#### What is expected
Output every entry below exactly, without its pictures.

#### Data for the task
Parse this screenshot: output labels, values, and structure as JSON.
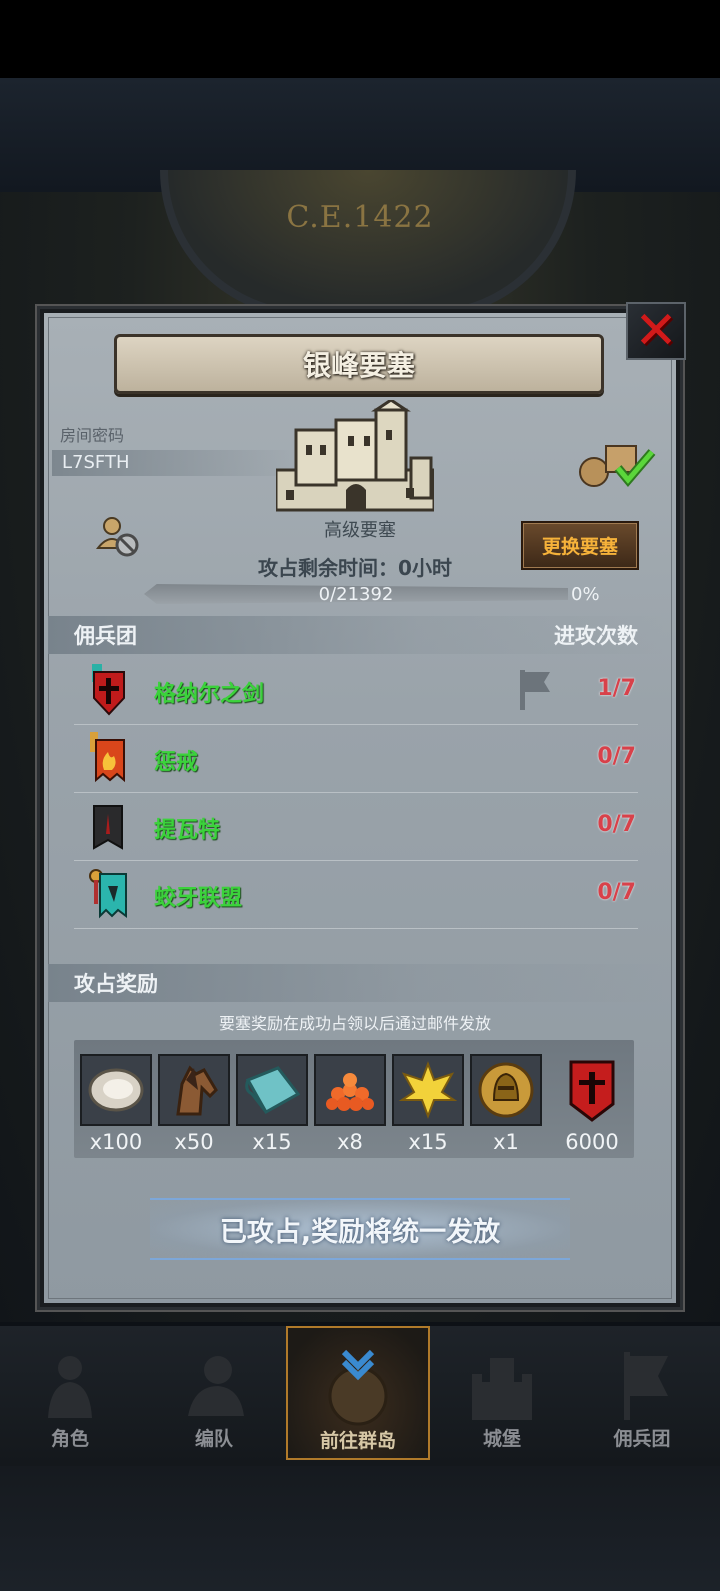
{
  "background": {
    "era_label": "C.E.1422"
  },
  "dialog": {
    "title": "银峰要塞",
    "close_label": "✕",
    "room_code_label": "房间密码",
    "room_code": "L7SFTH",
    "fortress_grade": "高级要塞",
    "time_left": "攻占剩余时间：0小时",
    "change_button": "更换要塞",
    "progress": {
      "text": "0/21392",
      "percent_label": "0%",
      "fraction": 0
    },
    "mercenary_section": {
      "left": "佣兵团",
      "right": "进攻次数"
    },
    "mercenaries": [
      {
        "name": "格纳尔之剑",
        "attacks": "1/7"
      },
      {
        "name": "惩戒",
        "attacks": "0/7"
      },
      {
        "name": "提瓦特",
        "attacks": "0/7"
      },
      {
        "name": "蛟牙联盟",
        "attacks": "0/7"
      }
    ],
    "rewards_section": {
      "left": "攻占奖励"
    },
    "rewards_note": "要塞奖励在成功占领以后通过邮件发放",
    "rewards": [
      {
        "icon": "oyster-icon",
        "qty": "x100"
      },
      {
        "icon": "horse-icon",
        "qty": "x50"
      },
      {
        "icon": "cloth-icon",
        "qty": "x15"
      },
      {
        "icon": "roe-icon",
        "qty": "x8"
      },
      {
        "icon": "golden-crest-icon",
        "qty": "x15"
      },
      {
        "icon": "helmet-coin-icon",
        "qty": "x1"
      },
      {
        "icon": "mercenary-banner-icon",
        "qty": "6000"
      }
    ],
    "status_text": "已攻占,奖励将统一发放"
  },
  "bottom_nav": [
    {
      "label": "角色",
      "icon": "knight-icon"
    },
    {
      "label": "编队",
      "icon": "team-icon"
    },
    {
      "label": "前往群岛",
      "icon": "island-icon",
      "active": true
    },
    {
      "label": "城堡",
      "icon": "castle-icon"
    },
    {
      "label": "佣兵团",
      "icon": "mercenary-icon"
    }
  ],
  "colors": {
    "accent_green": "#3bd23b",
    "attack_red": "#d8414a",
    "button_orange": "#f6b23a"
  }
}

#### Exercise solution
Parse this screenshot: output labels, values, and structure as JSON.
{
  "background": {
    "era_label": "C.E.1422"
  },
  "dialog": {
    "title": "银峰要塞",
    "close_label": "✕",
    "room_code_label": "房间密码",
    "room_code": "L7SFTH",
    "fortress_grade": "高级要塞",
    "time_left": "攻占剩余时间：0小时",
    "change_button": "更换要塞",
    "progress": {
      "text": "0/21392",
      "percent_label": "0%",
      "fraction": 0
    },
    "mercenary_section": {
      "left": "佣兵团",
      "right": "进攻次数"
    },
    "mercenaries": [
      {
        "name": "格纳尔之剑",
        "attacks": "1/7"
      },
      {
        "name": "惩戒",
        "attacks": "0/7"
      },
      {
        "name": "提瓦特",
        "attacks": "0/7"
      },
      {
        "name": "蛟牙联盟",
        "attacks": "0/7"
      }
    ],
    "rewards_section": {
      "left": "攻占奖励"
    },
    "rewards_note": "要塞奖励在成功占领以后通过邮件发放",
    "rewards": [
      {
        "icon": "oyster-icon",
        "qty": "x100"
      },
      {
        "icon": "horse-icon",
        "qty": "x50"
      },
      {
        "icon": "cloth-icon",
        "qty": "x15"
      },
      {
        "icon": "roe-icon",
        "qty": "x8"
      },
      {
        "icon": "golden-crest-icon",
        "qty": "x15"
      },
      {
        "icon": "helmet-coin-icon",
        "qty": "x1"
      },
      {
        "icon": "mercenary-banner-icon",
        "qty": "6000"
      }
    ],
    "status_text": "已攻占,奖励将统一发放"
  },
  "bottom_nav": [
    {
      "label": "角色",
      "icon": "knight-icon"
    },
    {
      "label": "编队",
      "icon": "team-icon"
    },
    {
      "label": "前往群岛",
      "icon": "island-icon",
      "active": true
    },
    {
      "label": "城堡",
      "icon": "castle-icon"
    },
    {
      "label": "佣兵团",
      "icon": "mercenary-icon"
    }
  ],
  "colors": {
    "accent_green": "#3bd23b",
    "attack_red": "#d8414a",
    "button_orange": "#f6b23a"
  }
}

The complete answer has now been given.